CSS has since asked the Supreme Court to take up the case, arguing it has become a victim of religious discrimination, contrary to the religious freedom protections of the Free Exercise Clause of the First Amendment to the U.S. Constitution.

In its petition for certiorari, or review by the high court, CSS states that Philadelphia was attempting to force the agency “to act and speak in a manner inconsistent with its sincere religious beliefs about marriage.”

CSS explains that “as a Catholic agency, CSS cannot provide written endorsements for same-sex couples which contradict its religious teachings on marriage.” Philadelphia acted against the agency, even though “CSS’s beliefs about marriage haven’t prevented anyone from fostering.”

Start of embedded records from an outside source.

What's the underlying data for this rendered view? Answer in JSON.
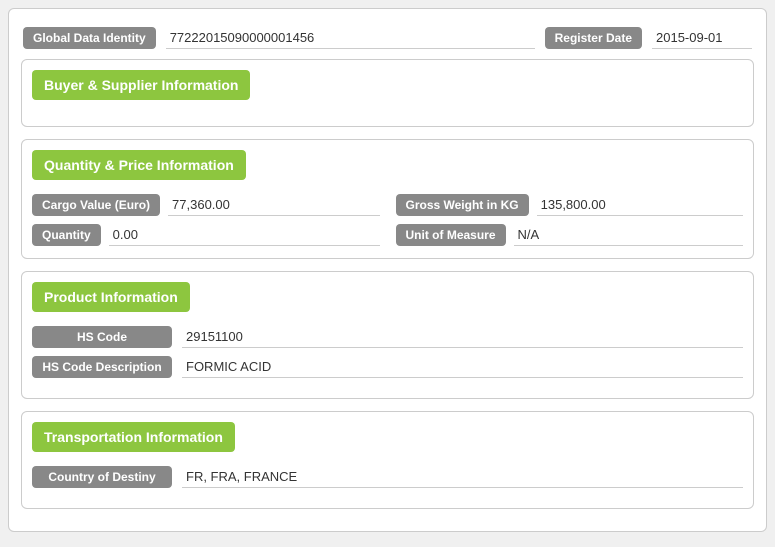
{
  "global": {
    "label_gdi": "Global Data Identity",
    "value_gdi": "77222015090000001456",
    "label_date": "Register Date",
    "value_date": "2015-09-01"
  },
  "sections": {
    "buyer_supplier": {
      "title": "Buyer & Supplier Information"
    },
    "quantity_price": {
      "title": "Quantity & Price Information",
      "fields": [
        {
          "label": "Cargo Value (Euro)",
          "value": "77,360.00"
        },
        {
          "label": "Gross Weight in KG",
          "value": "135,800.00"
        },
        {
          "label": "Quantity",
          "value": "0.00"
        },
        {
          "label": "Unit of Measure",
          "value": "N/A"
        }
      ]
    },
    "product": {
      "title": "Product Information",
      "fields": [
        {
          "label": "HS Code",
          "value": "29151100"
        },
        {
          "label": "HS Code Description",
          "value": "FORMIC ACID"
        }
      ]
    },
    "transportation": {
      "title": "Transportation Information",
      "fields": [
        {
          "label": "Country of Destiny",
          "value": "FR, FRA, FRANCE"
        }
      ]
    }
  }
}
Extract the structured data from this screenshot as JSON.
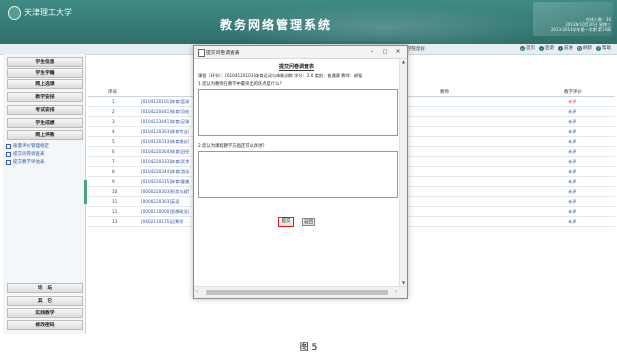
{
  "header": {
    "logo_text": "天津理工大学",
    "title": "教务网络管理系统",
    "info_lines": [
      "在线人数：36",
      "2013年10月30日 星期三",
      "2013-2014学年第一学期 第10周"
    ]
  },
  "topbar": {
    "location": "武汉学院您好",
    "links": [
      "首页",
      "后退",
      "前进",
      "刷新",
      "帮助"
    ]
  },
  "sidebar": {
    "menu_top": [
      "学生信息",
      "学生学籍",
      "网上选课",
      "教学安排",
      "考试安排",
      "学生成绩",
      "网上评教"
    ],
    "sub_items": [
      "质量评价管理规定",
      "提交问卷调查表",
      "提交教学评估表"
    ],
    "menu_bottom": [
      "论　坛",
      "其　它",
      "实践教学",
      "修改密码"
    ]
  },
  "table": {
    "headers": {
      "num": "序号",
      "teacher": "教师",
      "eval": "教学评价"
    },
    "rows": [
      {
        "num": "1",
        "course": "[0104120101]体育(篮球)",
        "status": "未评"
      },
      {
        "num": "2",
        "course": "[0104220441]体育(羽毛球)",
        "status": "未评"
      },
      {
        "num": "3",
        "course": "[0104123441]体育(足球)",
        "status": "未评"
      },
      {
        "num": "4",
        "course": "[0104120303]体育专业课",
        "status": "未评"
      },
      {
        "num": "5",
        "course": "[0104120313]体育理论课",
        "status": "未评"
      },
      {
        "num": "6",
        "course": "[0104220304]体育(田径)",
        "status": "未评"
      },
      {
        "num": "7",
        "course": "[0104220333]体育(武术)",
        "status": "未评"
      },
      {
        "num": "8",
        "course": "[0104220344]体育(游泳)",
        "status": "未评"
      },
      {
        "num": "9",
        "course": "[0104220315]体育(健美操)",
        "status": "未评"
      },
      {
        "num": "10",
        "course": "[0000220303]形势与政策",
        "status": "未评"
      },
      {
        "num": "11",
        "course": "[0000220303]英语",
        "status": "未评"
      },
      {
        "num": "12",
        "course": "[0000110000]思想政治课",
        "status": "未评"
      },
      {
        "num": "13",
        "course": "[0402110115]运筹学",
        "status": "未评"
      }
    ]
  },
  "dialog": {
    "window_title": "提交问卷调查表",
    "form_title": "提交问卷调查表",
    "course_info": "课程（环节）：[0104120103]体育运动与体能训练  学分：2.0  类别：普通课  教师：郝强",
    "q1": "1.您认为教师在教学中最突出的优点是什么？",
    "q2": "2.您认为课程教学方面还可以改进？",
    "submit_label": "提交",
    "return_label": "返回",
    "minimize": "–",
    "maximize": "□",
    "close": "×"
  },
  "caption": "图 5",
  "colors": {
    "header_bg": "#2f6f6b",
    "highlight_border": "#e0182a",
    "link": "#2c4fa0"
  }
}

CSS asks the Supreme Court to overturn previous precedent and determine “[whether] a government violates the First Amendment by conditioning a religious agency’s ability to participate in the foster care system on taking actions and making statements that directly contradict the agency’s religious beliefs.”

Masterpiece Bake Shop 

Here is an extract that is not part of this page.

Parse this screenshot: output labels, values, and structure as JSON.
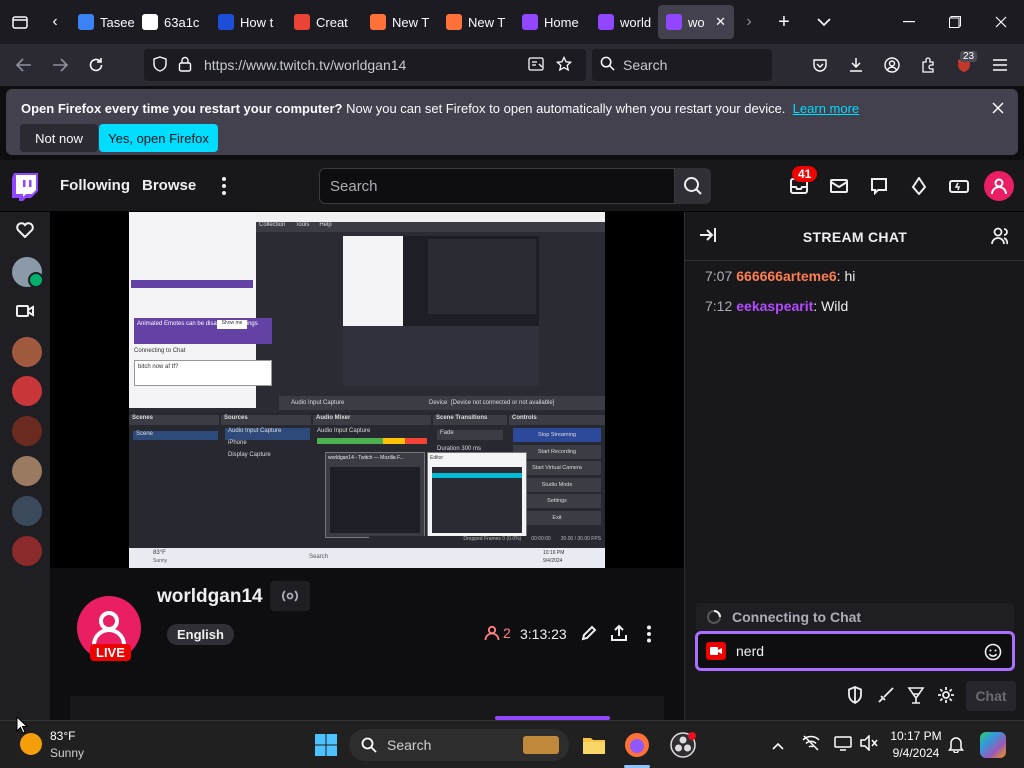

After filing the petition, one of CSS’s lawyers, senior counsel Lori Windham of the Becket Fund for Religious Liberty, a nonprofit and public interest law firm, wrote on Twitter, “The next big religious freedom case just landed at SCOTUS.”

In an interview with The Epoch Times, Windham summarized her client’s case.

If the city’s decision to stop allowing foster children to be placed with families by CSS stands, the charity will have to shut down its work in the field, she said.

CSS, whose foster care services operate at a financial loss, used to have seven employees who focused on foster care, but now the figure is down to three, Windham said. There used to be 120 children under its umbrella, but the number has fallen to just 60, because no new cases are being processed, she said.

“Catholic Social Services’ actions are protected by the First Amendment,” Windham said. Yet Philadelphia, as the petition states, is asking the organization “to act and speak in a way that’s contrary to their religious beliefs and that’s not something a city government can do,” she said.

Windham said she is optimistic about her client’s chances because of the well-publicized Masterpiece Cake Shop ruling, which held those city officials can't denigrate and disparage religious belief. In that decision, the Supreme Court held that under the First Amendment, a baker couldn't be compelled to bake a cake celebrating a same-sex wedding.

Conservative activist Tina Trent, a Roman Catholic who was a former candidate for District 26 of the Georgia General Assembly, and who previously worked as an advocate for foster children in Florida and Georgia, said that CSS, which has branches across the country, “does a tremendous job of working with these families.”

CSS “is one of the largest, most experienced and most successful providers of placement and foster care support services and if you take them out of the equation, you’re limiting the different kinds of resources available to serve these children, who have a whole lot of different needs.”

“Some need family settings, some need group homes, and CSS is one of the oldest and most experienced agencies meeting the needs of these children with diverse problems,” she said.

“The foster care system is not supposed to be about the foster care parents; it’s supposed to be about the children they are helping, and there are children who are going to go without the help they need, so long as there are activists putting their agendas ahead of the needs of the children.”